## Work task
Go through the entries below. Copy each line in which "Заменить" appears.

## Web page and app entries
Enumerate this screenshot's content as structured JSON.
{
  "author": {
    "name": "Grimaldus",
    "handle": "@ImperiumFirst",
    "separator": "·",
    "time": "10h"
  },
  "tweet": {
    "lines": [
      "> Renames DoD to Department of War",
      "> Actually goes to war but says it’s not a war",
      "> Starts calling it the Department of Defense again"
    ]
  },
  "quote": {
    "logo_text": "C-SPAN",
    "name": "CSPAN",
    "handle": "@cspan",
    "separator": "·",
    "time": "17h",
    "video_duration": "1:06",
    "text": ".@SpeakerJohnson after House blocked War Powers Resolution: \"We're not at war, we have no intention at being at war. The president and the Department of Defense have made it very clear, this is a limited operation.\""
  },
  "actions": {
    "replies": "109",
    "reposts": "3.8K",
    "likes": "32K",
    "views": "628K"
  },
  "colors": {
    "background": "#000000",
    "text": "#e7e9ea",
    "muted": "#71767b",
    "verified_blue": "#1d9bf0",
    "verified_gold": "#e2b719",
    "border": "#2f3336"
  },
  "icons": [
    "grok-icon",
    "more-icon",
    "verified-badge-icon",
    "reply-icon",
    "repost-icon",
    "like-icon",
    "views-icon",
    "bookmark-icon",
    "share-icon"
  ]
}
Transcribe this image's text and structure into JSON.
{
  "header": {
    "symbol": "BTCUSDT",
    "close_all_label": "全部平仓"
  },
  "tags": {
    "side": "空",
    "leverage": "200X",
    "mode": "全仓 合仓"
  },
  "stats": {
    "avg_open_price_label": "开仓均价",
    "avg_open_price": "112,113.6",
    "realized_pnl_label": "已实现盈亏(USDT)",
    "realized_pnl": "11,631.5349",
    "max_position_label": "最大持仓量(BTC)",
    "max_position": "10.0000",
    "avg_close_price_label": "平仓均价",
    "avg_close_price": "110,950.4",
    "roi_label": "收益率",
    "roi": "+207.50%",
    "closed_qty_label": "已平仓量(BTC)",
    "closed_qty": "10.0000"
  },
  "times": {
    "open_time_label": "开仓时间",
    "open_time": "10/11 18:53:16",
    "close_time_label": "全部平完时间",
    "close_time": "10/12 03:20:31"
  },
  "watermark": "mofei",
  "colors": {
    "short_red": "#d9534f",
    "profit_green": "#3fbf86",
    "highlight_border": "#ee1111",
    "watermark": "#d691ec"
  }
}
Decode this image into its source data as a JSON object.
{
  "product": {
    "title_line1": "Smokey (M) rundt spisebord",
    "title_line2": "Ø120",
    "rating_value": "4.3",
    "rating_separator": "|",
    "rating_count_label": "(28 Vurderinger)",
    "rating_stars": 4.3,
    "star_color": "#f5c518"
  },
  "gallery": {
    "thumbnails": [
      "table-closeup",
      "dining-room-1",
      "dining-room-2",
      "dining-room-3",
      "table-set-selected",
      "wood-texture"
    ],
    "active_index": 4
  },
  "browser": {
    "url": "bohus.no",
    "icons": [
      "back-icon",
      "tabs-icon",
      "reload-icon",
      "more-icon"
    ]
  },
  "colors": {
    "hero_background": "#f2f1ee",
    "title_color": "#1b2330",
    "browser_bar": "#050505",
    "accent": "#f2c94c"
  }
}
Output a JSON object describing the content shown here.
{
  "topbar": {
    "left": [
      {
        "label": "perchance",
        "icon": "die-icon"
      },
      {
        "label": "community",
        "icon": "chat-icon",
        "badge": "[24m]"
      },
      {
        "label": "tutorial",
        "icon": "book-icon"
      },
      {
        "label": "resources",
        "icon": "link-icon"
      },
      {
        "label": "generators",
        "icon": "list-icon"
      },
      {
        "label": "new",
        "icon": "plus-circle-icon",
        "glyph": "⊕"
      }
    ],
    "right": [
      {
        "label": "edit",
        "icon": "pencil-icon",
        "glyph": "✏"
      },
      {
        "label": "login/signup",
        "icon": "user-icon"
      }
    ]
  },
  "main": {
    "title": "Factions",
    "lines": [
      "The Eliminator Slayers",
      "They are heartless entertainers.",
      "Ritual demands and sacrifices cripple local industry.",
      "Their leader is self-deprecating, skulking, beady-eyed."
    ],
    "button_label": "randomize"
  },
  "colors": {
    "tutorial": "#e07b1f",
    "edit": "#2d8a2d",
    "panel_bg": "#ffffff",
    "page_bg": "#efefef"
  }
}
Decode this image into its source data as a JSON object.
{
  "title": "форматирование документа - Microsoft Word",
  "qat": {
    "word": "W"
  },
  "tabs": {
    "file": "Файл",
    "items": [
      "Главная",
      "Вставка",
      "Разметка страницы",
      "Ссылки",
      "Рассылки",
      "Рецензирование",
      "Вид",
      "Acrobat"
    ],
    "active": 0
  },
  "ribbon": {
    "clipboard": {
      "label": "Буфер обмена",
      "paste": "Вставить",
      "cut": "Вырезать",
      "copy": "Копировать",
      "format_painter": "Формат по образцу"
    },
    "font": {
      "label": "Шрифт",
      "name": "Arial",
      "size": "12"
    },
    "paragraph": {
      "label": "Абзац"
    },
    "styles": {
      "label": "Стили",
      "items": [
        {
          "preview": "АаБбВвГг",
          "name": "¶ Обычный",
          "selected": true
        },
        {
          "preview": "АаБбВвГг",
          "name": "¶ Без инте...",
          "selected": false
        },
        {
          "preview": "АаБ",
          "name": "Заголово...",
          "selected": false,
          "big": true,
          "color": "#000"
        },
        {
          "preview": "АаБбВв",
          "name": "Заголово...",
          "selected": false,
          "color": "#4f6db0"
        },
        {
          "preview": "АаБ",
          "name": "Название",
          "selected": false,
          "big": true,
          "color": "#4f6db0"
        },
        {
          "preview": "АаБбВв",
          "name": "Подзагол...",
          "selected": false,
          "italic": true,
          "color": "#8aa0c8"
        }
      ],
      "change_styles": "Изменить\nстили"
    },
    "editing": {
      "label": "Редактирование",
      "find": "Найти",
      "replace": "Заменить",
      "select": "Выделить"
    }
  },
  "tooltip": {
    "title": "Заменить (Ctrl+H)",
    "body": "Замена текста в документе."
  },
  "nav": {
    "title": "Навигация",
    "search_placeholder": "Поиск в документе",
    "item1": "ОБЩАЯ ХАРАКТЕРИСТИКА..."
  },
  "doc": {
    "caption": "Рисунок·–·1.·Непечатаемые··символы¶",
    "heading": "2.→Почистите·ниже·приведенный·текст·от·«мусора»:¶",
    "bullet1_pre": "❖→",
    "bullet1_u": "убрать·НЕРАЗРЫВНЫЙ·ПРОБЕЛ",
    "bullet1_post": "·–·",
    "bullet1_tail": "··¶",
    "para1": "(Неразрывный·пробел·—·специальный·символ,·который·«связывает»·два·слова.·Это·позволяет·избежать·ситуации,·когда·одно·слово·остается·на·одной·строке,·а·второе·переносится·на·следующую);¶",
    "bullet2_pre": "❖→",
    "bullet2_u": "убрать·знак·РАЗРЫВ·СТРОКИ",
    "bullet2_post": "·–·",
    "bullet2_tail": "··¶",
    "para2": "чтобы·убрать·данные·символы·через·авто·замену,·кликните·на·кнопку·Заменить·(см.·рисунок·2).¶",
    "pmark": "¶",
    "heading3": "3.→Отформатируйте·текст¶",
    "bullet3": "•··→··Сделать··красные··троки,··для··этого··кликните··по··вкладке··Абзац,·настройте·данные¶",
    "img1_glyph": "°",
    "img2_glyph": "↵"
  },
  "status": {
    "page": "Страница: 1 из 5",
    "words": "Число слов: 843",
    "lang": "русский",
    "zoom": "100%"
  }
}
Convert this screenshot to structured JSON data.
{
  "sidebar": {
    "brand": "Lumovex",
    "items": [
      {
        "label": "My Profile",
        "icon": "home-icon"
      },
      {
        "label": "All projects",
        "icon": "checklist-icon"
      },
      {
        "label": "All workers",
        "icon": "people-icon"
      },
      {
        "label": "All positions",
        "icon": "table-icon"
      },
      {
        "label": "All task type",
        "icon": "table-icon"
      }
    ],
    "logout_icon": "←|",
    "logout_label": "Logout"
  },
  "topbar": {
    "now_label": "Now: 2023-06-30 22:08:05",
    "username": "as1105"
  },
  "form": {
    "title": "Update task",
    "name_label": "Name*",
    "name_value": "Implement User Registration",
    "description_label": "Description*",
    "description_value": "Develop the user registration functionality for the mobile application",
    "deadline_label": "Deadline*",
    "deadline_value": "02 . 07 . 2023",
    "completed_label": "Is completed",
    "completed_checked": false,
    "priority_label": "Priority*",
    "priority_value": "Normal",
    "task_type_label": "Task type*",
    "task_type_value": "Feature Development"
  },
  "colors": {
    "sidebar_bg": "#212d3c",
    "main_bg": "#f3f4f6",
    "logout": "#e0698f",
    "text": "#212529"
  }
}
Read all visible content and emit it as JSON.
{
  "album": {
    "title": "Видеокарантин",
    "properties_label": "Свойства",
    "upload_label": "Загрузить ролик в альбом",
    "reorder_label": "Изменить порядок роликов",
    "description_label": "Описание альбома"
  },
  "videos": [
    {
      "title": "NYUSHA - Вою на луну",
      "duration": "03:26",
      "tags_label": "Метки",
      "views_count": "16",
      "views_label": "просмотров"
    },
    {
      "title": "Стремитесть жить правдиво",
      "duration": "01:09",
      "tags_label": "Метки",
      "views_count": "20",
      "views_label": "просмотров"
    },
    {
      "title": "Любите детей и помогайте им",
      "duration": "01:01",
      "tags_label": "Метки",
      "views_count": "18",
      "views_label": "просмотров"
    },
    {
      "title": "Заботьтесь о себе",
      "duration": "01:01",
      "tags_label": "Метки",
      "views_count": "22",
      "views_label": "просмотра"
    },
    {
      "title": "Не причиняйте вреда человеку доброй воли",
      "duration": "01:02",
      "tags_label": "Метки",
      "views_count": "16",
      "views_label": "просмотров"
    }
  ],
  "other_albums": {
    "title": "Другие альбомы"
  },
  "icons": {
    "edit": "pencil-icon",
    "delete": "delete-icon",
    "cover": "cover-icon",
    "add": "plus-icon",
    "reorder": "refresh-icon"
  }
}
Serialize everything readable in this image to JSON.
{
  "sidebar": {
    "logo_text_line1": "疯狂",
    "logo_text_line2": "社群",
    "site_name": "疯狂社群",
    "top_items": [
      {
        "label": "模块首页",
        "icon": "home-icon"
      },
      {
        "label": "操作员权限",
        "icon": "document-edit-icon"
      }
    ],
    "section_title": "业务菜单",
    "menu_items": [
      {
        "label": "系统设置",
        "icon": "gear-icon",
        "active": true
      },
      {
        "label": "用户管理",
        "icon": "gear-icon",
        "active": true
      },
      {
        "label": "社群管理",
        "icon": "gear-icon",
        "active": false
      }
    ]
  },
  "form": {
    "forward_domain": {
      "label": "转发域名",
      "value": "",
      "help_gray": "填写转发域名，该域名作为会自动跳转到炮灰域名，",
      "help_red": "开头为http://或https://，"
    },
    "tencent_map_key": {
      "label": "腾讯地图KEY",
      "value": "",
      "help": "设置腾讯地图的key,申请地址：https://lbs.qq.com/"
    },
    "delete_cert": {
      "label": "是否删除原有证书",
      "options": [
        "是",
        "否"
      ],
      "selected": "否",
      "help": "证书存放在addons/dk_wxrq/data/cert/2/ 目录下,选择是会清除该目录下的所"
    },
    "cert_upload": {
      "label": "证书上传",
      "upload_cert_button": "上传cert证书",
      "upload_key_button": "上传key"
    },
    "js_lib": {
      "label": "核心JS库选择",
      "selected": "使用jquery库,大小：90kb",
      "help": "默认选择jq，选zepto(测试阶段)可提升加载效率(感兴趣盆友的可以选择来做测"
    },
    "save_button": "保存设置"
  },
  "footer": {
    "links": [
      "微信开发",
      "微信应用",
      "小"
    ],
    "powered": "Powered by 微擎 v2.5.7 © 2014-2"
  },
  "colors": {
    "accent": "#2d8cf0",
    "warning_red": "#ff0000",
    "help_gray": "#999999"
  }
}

## Result for this exercise
      "replace": "Заменить",
    "title": "Заменить (Ctrl+H)",
    "para2": "чтобы·убрать·данные·символы·через·авто·замену,·кликните·на·кнопку·Заменить·(см.·рисунок·2).¶",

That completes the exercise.